Dr. Strangelove, Or: How I Learned To Stop Worrying And Love The Bomb (1964). One of the great films of all time, Stanley Kubrick’s Dr. Strangelove burst onto the cinematic landscape and cast a cynical eye on the entire business of war. Strange and surreal, this film is packed full of amazing images and great performances. Peter Sellers should have walked off with the Oscar for best actor (but he didn’t). Sterling Hayden and George C. Scott are excellent in support.

The Deer Hunter (1978). Michael Cimino’s Academy Award-winning film is one of the most emotion-invoking films ever made. This story of a group of Pennsylvania steel mill workers who endure excruciating ordeals in the Vietnam War is one film that makes its point clear—war is the horror of all horrors. Robert DeNiro is fine, and Christopher Walken, who won a best supporting actor Oscar, is superb.

Apocalypse Now (1979). I consider this Francis Ford Coppola’s best film. Based on Joseph Conrad’s novella, The Heart of Darkness, Captain Willard (Martin Sheen) treks to the Cambodian jungle to assassinate renegade, manic Colonel Kurtz (Marlon Brando). This antiwar epic is a great visual experience with fine performances from its ensemble cast.

Platoon (1986). This is not Oliver Stone’s best film, but it is one helluva war movie. Set before and during the Tet Offensive of January 1968, this is a gritty view of the Vietnam War by one who served there. Indeed, when Stone is not filling the screen with explosions, he makes the jungle seem all too real—a wet place for bugs, leeches and snakes, but not for people. Fine performances by Willem Dafoe and Tom Berenger.

Full Metal Jacket (1987). Stanley Kubrick’s take on Vietnam is one of the most powerful and psychological dramas ever made. Focusing on the schizophrenic nature of the human psyche—the duality of man—Kubrick takes us through a hell-like Parris Island boot camp and into the bowels of a surreal Vietnam through the eyes of Joker (Matthew Modine). Every facet of this film, as in all of Kubrick’s work, is top notch.

Jacob’s Ladder (1990). Adrian Lyne’s thriller hits the psyche like a thunderbolt. A man (Tim Robbins) struggles with what he saw while serving in Vietnam. Back home, he gradually becomes unable to separate “reality” from the surreal, psychotic world that intermittently intervenes in his existence. This bizarre film touches on the sordid nature of war and the corruption of those who manipulate and experiment on us while we fight on their behalf. Good cast (especially Elizabeth Peña), an excellent screenplay (Bruce Joel Rubin) and adept directing make this film one nice trip.

Jarhead (2005). Sam Mendes’ film follows a Marine recruit (Jake Gyllenhaal) through Marine boot camp to service in Operation Desert Storm, winding up at the Highway of Death. But what Mendes serves up is war as a phallic obsession in the oil-drenched sands of Kuwait and Iraq. Here soldiers fight not for causes but to survive in the nihilistic pursuit of destruction. Fine performance by Jamie Foxx as Sergeant Sykes.

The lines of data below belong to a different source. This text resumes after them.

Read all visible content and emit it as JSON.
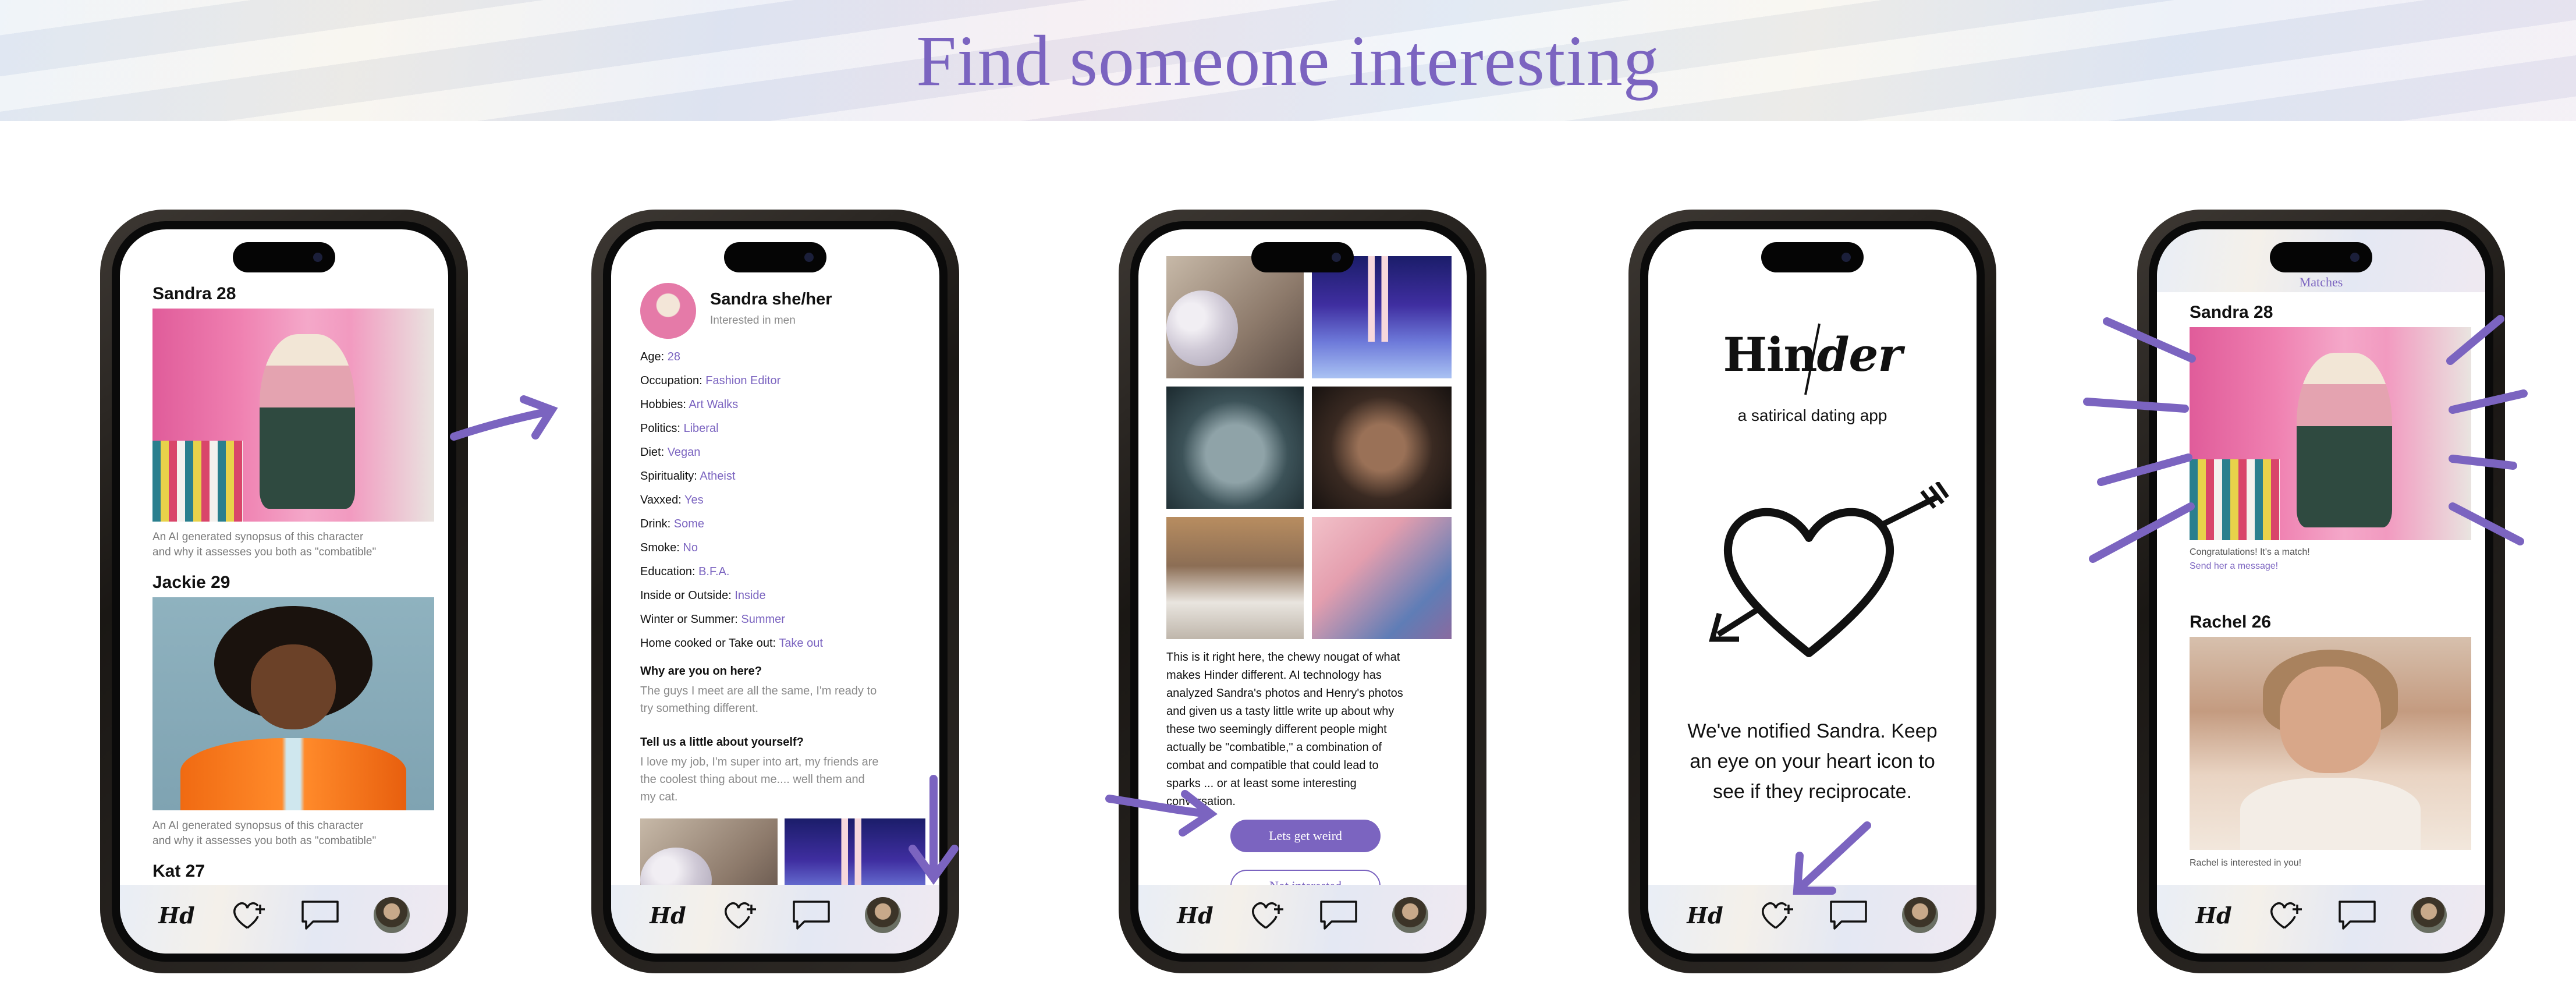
{
  "banner": {
    "title": "Find someone interesting"
  },
  "tabbar": {
    "logo": "Hd"
  },
  "phone1": {
    "profiles": [
      {
        "name": "Sandra 28",
        "synopsis_1": "An AI generated synopsus of this character",
        "synopsis_2": "and why it assesses you both as \"combatible\""
      },
      {
        "name": "Jackie 29",
        "synopsis_1": "An AI generated synopsus of this character",
        "synopsis_2": "and why it assesses you both as \"combatible\""
      },
      {
        "name": "Kat 27"
      }
    ]
  },
  "phone2": {
    "name": "Sandra she/her",
    "subtitle": "Interested in men",
    "details": [
      {
        "label": "Age:",
        "value": "28"
      },
      {
        "label": "Occupation:",
        "value": "Fashion Editor"
      },
      {
        "label": "Hobbies:",
        "value": "Art Walks"
      },
      {
        "label": "Politics:",
        "value": "Liberal"
      },
      {
        "label": "Diet:",
        "value": "Vegan"
      },
      {
        "label": "Spirituality:",
        "value": "Atheist"
      },
      {
        "label": "Vaxxed:",
        "value": "Yes"
      },
      {
        "label": "Drink:",
        "value": "Some"
      },
      {
        "label": "Smoke:",
        "value": "No"
      },
      {
        "label": "Education:",
        "value": "B.F.A."
      },
      {
        "label": "Inside or Outside:",
        "value": "Inside"
      },
      {
        "label": "Winter or Summer:",
        "value": "Summer"
      },
      {
        "label": "Home cooked or Take out:",
        "value": "Take out"
      }
    ],
    "q1": "Why are you on here?",
    "a1_lines": [
      "The guys I meet are all the same, I'm ready to",
      "try something different."
    ],
    "q2": "Tell us a little about yourself?",
    "a2_lines": [
      "I love my job, I'm super into art, my friends are",
      "the coolest thing about me.... well them and",
      "my cat."
    ]
  },
  "phone3": {
    "body_lines": [
      "This is it right here, the chewy nougat of what",
      "makes Hinder different. AI technology has",
      "analyzed Sandra's photos and Henry's photos",
      "and given us a tasty little write up about why",
      "these two seemingly different people might",
      "actually be \"combatible,\" a combination of",
      "combat and compatible that could lead to",
      "sparks ... or at least some interesting",
      "conversation."
    ],
    "primary_button": "Lets get weird",
    "secondary_button": "Not interested"
  },
  "phone4": {
    "logo_left": "Hin",
    "logo_right": "der",
    "tagline": "a satirical dating app",
    "message_lines": [
      "We've notified Sandra. Keep",
      "an eye on your heart icon to",
      "see if they reciprocate."
    ]
  },
  "phone5": {
    "header": "Matches",
    "match_1": {
      "name": "Sandra 28",
      "caption": "Congratulations! It's a match!",
      "link": "Send her a message!"
    },
    "match_2": {
      "name": "Rachel 26",
      "caption": "Rachel is interested in you!"
    }
  },
  "colors": {
    "accent": "#7b64c0",
    "text": "#111111",
    "muted": "#7a7a7a"
  },
  "icons": [
    "logo-icon",
    "heart-plus-icon",
    "chat-bubble-icon",
    "avatar"
  ]
}
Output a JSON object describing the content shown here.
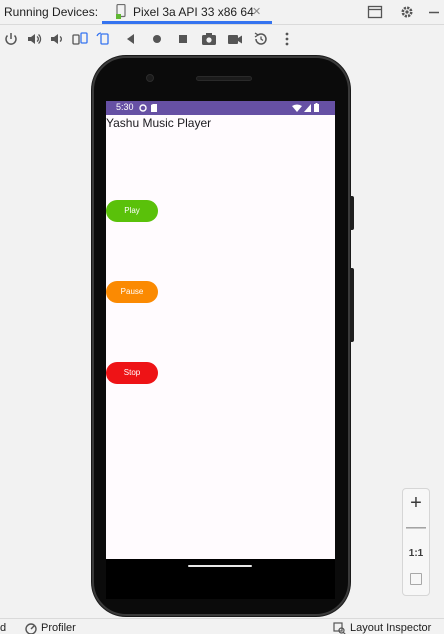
{
  "tabbar": {
    "label": "Running Devices:",
    "device_tab": "Pixel 3a API 33 x86 64",
    "close_glyph": "✕"
  },
  "toolbar": {
    "icons": [
      "power-icon",
      "volume-up-icon",
      "volume-down-icon",
      "rotate-left-icon",
      "rotate-right-icon",
      "back-icon",
      "home-icon",
      "overview-icon",
      "screenshot-icon",
      "screen-record-icon",
      "snapshot-icon",
      "more-icon"
    ]
  },
  "device": {
    "status_time": "5:30",
    "app_title": "Yashu Music Player",
    "buttons": {
      "play": "Play",
      "pause": "Pause",
      "stop": "Stop"
    }
  },
  "zoom": {
    "zoom_in": "+",
    "zoom_out": "—",
    "actual_size": "1:1"
  },
  "bottombar": {
    "left_partial": "d",
    "profiler": "Profiler",
    "layout_inspector": "Layout Inspector"
  },
  "colors": {
    "status_bar": "#6650a4",
    "play": "#5ac10a",
    "pause": "#fb8a02",
    "stop": "#ee1316",
    "tab_underline": "#3574f0"
  }
}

As these films illustrate, war is indeed hell.

What we must decide is whether we’re stuck with war as a necessity of the world in which we live, as President Obama suggested in his Nobel Peace Prize speech, or whether we’re prepared to do as Martin Luther King suggested 45 years earlier in his Nobel Peace Prize lecture and find an alternative to war.

Speaking in Oslo in 1964, King declared:

Man’s proneness to engage in war is still a fact. But wisdom born of experience should tell us that war is obsolete. There may have been a time when war served as a negative good by preventing the spread and growth of an evil force, but the destructive power of modern weapons eliminated even the possibility that war may serve as a negative good. If we assume that life is worth living and that man has a right to survive, then we must find an alternative to war.